Can a Golf Ball Kill You?

Golf balls carry surprisingly little kinetic energy and compress on impact, ultimately making fatal golf ball accidents rare and unlikely

“FORE!” The most (but definitely not only) four-letter word everyone dreads yelling out on the course. We’ve all seen some close calls before but what’s the worst thing a golf ball can do to a person? Could a golf ball potentially kill you?

While there are many reports of fatal accidents on golf courses, a surprisingly low amount are from golf balls themselves. However, these fatalities do occur infrequently. For example as recently as February 2018, a New Zealand man was struck and killed by a golf ball while teeing off. In comparison, vending machines kill over two people in the United States a year (2.18 to be exact). So that begs the question as to how likely golf ball injuries are to result in death?

Well, let us do the math. If a golf ball weighs 0.10125 pounds and the fastest golf ball ever recorded was hit 211 miles per hour, then the ball would have a kinetic energy of 151 foot-pounds. Let’s compare that to something more concrete. A scientific journal posted in 2005 by the British Sports Journal of Medicine found that Olympic boxers punch with anywhere between 447 and 1066 foot-pounds of force. So in comparison, the fastest golf ball ever recorded carried 14 percent the energy of an Olympic heavyweight boxer. Likewise, the kinetic energy of a 180-grain bullet fired from .357 magnum handgun is 580 foot-pounds. In comparison to that, a golf ball carries 26 percent of the energy of a bullet.

While force is not a direct indicator of lethality, it is helpful when coupled with the object’s ability to deform. A bullet, for example, does not deform easily and so it imparts its energy within a very short distance/time. Boxing gloves, on the other hand, have a relatively large cushion on the outside, this means the energy of the boxer’s punch is transferred over a longer amount of time (the time it takes for the padding to compress). This makes the acceleration more gradual and the punches less deadly. So what about golf balls then? Golf Balls are surprisingly compressible.

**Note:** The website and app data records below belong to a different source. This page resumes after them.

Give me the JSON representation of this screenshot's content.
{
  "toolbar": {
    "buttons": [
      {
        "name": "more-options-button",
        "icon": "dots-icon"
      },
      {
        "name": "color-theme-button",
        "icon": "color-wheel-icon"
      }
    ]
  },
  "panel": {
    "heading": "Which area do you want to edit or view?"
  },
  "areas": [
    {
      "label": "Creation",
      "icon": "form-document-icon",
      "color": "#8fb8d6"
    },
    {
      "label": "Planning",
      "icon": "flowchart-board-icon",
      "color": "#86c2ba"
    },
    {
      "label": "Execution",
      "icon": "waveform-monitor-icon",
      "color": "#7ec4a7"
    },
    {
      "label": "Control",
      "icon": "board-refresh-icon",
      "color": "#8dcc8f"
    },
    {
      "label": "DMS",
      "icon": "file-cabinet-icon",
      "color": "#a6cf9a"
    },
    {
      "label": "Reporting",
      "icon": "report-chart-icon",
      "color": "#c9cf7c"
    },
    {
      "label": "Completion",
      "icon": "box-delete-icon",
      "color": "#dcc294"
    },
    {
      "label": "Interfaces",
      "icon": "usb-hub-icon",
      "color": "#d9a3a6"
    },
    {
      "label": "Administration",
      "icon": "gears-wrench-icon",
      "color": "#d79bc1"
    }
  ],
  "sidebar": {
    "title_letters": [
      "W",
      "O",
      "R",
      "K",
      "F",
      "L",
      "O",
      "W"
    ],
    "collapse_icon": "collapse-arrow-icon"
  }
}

They will not transfer all of their energy instantly. Furthermore, while golf balls travel quickly at first when hit, by the time they approach landing, the velocity has greatly diminished to far less than 211 miles per hour.

Therefore, the threat of dying from a golf ball is very low. People are struck by golf balls every day and freak deaths are as rare as they are statistically improbable. So the next time you accidentally shank a shot towards some unsuspecting golfers on the fairway over, know the most likely death will simply be your sense of pride.

Authored by Taylor Morton

2 Comments

  1. Suki says: | Reply

    this is sooooo not true!!! my uncle ian died playing golf!!! a golfball hit him in his head and he killed right then and there. THIS IS LIES!!!!! IT CAN KILL YOU!!!!!!

    • Brian Rathjen says: | Reply

      I was just hit a week ago by a drive, off the tee sitting not more than 25 feet away at a golf course in Iowa. Struck me in the forehead, about three inches about my left eye. Lost some blood, but very fortunately there was no damage other than what might be considered a flesh wound. Ergo, a CAT-scan showed no brain damage or skull damage/concussion. Just a loss of pride, I guess.

      But in any case, the article never did say that being struck by a golf ball wasn’t potentially deadly. These do happen. The idea was that these incidents are very rare compared to other potential causes of accidental death when struck in the head.

      I am sorry what happened in your family. As I said, it does happen. But please re-read the article and see that the author did indeed state that, while very rare, being struck by an errant or wayward drive has been known to be fatal, and even refers to a New Zealand man being killed last year while teeing off.

Leave a Reply

*required